Write out the entries again. Match each one exactly.

#### Provided information

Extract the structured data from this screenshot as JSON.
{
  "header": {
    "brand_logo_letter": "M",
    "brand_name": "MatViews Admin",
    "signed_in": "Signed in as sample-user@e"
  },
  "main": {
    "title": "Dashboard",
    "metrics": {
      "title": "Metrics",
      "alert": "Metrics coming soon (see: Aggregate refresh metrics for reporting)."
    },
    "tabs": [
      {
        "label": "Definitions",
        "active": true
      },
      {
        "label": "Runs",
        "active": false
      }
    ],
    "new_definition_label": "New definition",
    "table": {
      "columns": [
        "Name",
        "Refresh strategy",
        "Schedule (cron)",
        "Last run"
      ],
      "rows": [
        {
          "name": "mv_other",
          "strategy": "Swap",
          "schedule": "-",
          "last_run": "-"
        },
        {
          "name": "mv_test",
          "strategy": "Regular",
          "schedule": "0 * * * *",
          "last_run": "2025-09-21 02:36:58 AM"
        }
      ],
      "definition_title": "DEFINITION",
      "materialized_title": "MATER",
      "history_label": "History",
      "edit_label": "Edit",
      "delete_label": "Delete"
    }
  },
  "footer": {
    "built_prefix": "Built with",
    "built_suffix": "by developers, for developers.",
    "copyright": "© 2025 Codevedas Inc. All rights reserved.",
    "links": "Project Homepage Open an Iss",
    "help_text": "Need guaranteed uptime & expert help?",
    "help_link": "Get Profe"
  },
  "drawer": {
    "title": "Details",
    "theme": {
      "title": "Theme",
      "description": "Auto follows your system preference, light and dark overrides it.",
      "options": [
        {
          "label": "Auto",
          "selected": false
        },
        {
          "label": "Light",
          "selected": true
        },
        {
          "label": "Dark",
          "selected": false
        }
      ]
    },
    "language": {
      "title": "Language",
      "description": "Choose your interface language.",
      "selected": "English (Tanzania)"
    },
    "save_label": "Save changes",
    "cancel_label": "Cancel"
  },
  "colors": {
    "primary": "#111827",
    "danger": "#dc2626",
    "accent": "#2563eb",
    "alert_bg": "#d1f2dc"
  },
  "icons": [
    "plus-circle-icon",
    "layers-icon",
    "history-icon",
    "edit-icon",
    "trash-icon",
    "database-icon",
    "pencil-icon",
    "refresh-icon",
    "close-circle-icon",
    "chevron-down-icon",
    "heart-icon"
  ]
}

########

§ **Solution to this exercise**
Extract the structured data from this screenshot as JSON.
{
  "header": {
    "brand_logo_letter": "M",
    "brand_name": "MatViews Admin",
    "signed_in": "Signed in as sample-user@e"
  },
  "main": {
    "title": "Dashboard",
    "metrics": {
      "title": "Metrics",
      "alert": "Metrics coming soon (see: Aggregate refresh metrics for reporting)."
    },
    "tabs": [
      {
        "label": "Definitions",
        "active": true
      },
      {
        "label": "Runs",
        "active": false
      }
    ],
    "new_definition_label": "New definition",
    "table": {
      "columns": [
        "Name",
        "Refresh strategy",
        "Schedule (cron)",
        "Last run"
      ],
      "rows": [
        {
          "name": "mv_other",
          "strategy": "Swap",
          "schedule": "-",
          "last_run": "-"
        },
        {
          "name": "mv_test",
          "strategy": "Regular",
          "schedule": "0 * * * *",
          "last_run": "2025-09-21 02:36:58 AM"
        }
      ],
      "definition_title": "DEFINITION",
      "materialized_title": "MATER",
      "history_label": "History",
      "edit_label": "Edit",
      "delete_label": "Delete"
    }
  },
  "footer": {
    "built_prefix": "Built with",
    "built_suffix": "by developers, for developers.",
    "copyright": "© 2025 Codevedas Inc. All rights reserved.",
    "links": "Project Homepage Open an Iss",
    "help_text": "Need guaranteed uptime & expert help?",
    "help_link": "Get Profe"
  },
  "drawer": {
    "title": "Details",
    "theme": {
      "title": "Theme",
      "description": "Auto follows your system preference, light and dark overrides it.",
      "options": [
        {
          "label": "Auto",
          "selected": false
        },
        {
          "label": "Light",
          "selected": true
        },
        {
          "label": "Dark",
          "selected": false
        }
      ]
    },
    "language": {
      "title": "Language",
      "description": "Choose your interface language.",
      "selected": "English (Tanzania)"
    },
    "save_label": "Save changes",
    "cancel_label": "Cancel"
  },
  "colors": {
    "primary": "#111827",
    "danger": "#dc2626",
    "accent": "#2563eb",
    "alert_bg": "#d1f2dc"
  },
  "icons": [
    "plus-circle-icon",
    "layers-icon",
    "history-icon",
    "edit-icon",
    "trash-icon",
    "database-icon",
    "pencil-icon",
    "refresh-icon",
    "close-circle-icon",
    "chevron-down-icon",
    "heart-icon"
  ]
}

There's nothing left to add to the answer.